Sales volume is the most reliable indicator of a restaurant’s potential for profit, and a useful way to look at sales volume is through the ratio of sales to square foot. Average Revenue per Square Foot, also known as Sales per Square Foot, compares sales volume for any period of time to total interior square footage including kitchen, dining room, storage, restrooms, etc. This is usually equal to the net rentable square footage in a leased space. In most cases, full service restaurants should average at least $150 per square foot, while limited service restaurants should average at least $200 per square foot. High profit restaurants can easily double those sales metrics.
Revenue per square foot tells you how efficiently you’re generating sales, which can be used to showcase your potential for expanding your restaurant or adding another location.
How to calculate Revenue per Square Foot:
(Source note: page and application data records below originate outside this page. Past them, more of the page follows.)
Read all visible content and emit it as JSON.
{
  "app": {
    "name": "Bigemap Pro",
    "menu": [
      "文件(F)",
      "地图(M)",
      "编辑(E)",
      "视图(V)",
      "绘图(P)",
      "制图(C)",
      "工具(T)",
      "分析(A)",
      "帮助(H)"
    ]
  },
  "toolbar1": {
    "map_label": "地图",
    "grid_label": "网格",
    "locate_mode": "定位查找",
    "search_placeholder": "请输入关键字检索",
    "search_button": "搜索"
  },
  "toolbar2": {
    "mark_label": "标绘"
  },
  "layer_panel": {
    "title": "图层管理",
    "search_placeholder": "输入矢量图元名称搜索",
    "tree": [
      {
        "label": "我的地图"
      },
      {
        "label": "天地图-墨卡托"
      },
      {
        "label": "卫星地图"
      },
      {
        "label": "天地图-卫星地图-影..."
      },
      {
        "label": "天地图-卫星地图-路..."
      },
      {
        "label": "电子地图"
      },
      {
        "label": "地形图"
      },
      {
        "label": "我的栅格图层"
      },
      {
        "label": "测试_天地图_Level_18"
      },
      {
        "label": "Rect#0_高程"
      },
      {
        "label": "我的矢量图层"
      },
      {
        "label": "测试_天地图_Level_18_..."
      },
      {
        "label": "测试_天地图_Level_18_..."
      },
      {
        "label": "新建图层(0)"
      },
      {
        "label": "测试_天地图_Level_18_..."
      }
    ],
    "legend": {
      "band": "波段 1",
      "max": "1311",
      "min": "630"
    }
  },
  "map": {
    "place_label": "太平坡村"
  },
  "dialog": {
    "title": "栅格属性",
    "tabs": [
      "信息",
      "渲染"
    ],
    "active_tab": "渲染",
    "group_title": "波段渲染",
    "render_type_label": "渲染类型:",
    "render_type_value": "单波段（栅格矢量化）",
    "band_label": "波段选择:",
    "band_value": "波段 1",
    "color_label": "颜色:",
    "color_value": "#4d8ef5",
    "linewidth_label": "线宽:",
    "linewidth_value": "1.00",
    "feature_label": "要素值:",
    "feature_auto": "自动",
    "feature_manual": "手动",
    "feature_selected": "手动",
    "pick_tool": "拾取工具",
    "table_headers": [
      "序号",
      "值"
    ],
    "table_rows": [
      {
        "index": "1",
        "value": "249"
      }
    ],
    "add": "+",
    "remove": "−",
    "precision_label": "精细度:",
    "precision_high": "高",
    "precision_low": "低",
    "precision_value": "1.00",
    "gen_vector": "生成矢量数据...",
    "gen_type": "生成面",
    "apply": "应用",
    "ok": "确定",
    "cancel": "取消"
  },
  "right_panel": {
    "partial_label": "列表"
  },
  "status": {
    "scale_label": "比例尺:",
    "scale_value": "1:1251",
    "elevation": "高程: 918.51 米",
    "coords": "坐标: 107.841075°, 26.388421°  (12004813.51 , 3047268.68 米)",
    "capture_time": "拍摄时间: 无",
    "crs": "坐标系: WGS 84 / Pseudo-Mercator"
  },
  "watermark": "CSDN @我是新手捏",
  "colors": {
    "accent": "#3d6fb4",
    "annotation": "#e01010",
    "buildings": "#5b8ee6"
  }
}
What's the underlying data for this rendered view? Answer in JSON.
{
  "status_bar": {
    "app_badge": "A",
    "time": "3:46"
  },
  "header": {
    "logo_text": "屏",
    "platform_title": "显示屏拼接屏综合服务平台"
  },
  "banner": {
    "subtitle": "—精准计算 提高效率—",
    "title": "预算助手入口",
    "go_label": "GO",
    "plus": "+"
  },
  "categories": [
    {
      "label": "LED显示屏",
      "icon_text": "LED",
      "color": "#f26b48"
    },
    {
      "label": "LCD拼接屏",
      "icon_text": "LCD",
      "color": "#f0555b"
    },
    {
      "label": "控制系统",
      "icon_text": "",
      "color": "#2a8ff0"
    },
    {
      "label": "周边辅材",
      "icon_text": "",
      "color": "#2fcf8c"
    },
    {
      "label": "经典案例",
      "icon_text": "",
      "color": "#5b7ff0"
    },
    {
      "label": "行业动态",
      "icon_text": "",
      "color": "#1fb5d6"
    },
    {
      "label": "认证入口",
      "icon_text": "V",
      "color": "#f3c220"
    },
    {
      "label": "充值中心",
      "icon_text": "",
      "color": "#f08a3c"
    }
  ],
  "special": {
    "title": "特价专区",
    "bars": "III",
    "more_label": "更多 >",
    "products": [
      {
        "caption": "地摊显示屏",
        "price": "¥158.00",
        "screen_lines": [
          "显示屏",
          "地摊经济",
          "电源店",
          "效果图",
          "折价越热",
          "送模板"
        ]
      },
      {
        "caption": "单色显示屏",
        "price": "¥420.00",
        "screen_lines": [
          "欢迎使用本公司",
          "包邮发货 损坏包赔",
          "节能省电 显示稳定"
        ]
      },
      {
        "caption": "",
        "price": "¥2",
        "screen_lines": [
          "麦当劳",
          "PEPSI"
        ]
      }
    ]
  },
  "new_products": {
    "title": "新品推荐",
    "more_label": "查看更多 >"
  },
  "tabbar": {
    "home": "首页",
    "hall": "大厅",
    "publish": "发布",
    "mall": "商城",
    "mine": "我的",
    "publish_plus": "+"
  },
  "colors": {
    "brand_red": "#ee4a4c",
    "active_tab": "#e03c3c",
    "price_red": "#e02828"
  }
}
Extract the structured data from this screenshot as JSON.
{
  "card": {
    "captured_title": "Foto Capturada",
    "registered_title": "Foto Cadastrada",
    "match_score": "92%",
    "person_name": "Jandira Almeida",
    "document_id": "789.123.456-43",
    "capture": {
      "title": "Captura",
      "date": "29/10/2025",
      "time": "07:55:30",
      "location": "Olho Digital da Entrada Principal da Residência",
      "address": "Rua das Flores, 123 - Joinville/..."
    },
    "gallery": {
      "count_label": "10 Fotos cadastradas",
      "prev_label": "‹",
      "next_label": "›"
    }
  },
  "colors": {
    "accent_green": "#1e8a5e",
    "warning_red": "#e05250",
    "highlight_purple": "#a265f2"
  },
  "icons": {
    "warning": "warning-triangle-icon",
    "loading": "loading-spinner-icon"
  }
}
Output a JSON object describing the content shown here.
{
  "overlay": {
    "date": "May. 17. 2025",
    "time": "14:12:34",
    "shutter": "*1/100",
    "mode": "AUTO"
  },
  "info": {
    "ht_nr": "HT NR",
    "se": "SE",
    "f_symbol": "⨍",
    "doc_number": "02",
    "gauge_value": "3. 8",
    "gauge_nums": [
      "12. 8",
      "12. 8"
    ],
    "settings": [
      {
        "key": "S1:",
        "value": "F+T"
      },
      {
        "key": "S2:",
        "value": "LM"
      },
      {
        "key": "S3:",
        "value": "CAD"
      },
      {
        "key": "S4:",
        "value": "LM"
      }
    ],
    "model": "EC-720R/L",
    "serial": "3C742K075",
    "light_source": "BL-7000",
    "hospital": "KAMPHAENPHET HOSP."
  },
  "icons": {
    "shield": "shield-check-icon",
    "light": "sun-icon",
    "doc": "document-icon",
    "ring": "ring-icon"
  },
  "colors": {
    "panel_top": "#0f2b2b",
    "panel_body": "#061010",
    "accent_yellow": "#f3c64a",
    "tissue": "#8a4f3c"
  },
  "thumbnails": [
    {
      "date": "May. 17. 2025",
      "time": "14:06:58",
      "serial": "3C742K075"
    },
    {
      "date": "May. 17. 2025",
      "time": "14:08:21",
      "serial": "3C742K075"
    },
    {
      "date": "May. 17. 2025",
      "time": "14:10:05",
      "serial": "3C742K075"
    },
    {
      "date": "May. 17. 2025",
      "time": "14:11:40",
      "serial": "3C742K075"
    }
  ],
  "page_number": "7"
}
Sales / Square Foot = Sales per Square Foot
The Bottom Line: We Need to Go Deeper
The above metrics are just a starting point for restaurant operators. While most of these metrics can be calculated manually or reported through a modern POS system, digging deeper into the details of your business can provide true insight and deliver deeper value.
When it comes to optimizing sales and labor efficiency, analyzing performance in near real-time, and automatically flagging suspicious behavior, the basics simply won’t cut it. Modern Data Analytics solutions allow you and your team to view performance in a new light.
For more information on how best to utilize restaurant analytics to improve outcomes across the enterprise, download “The Complete Guide to Restaurant Data Analytics.”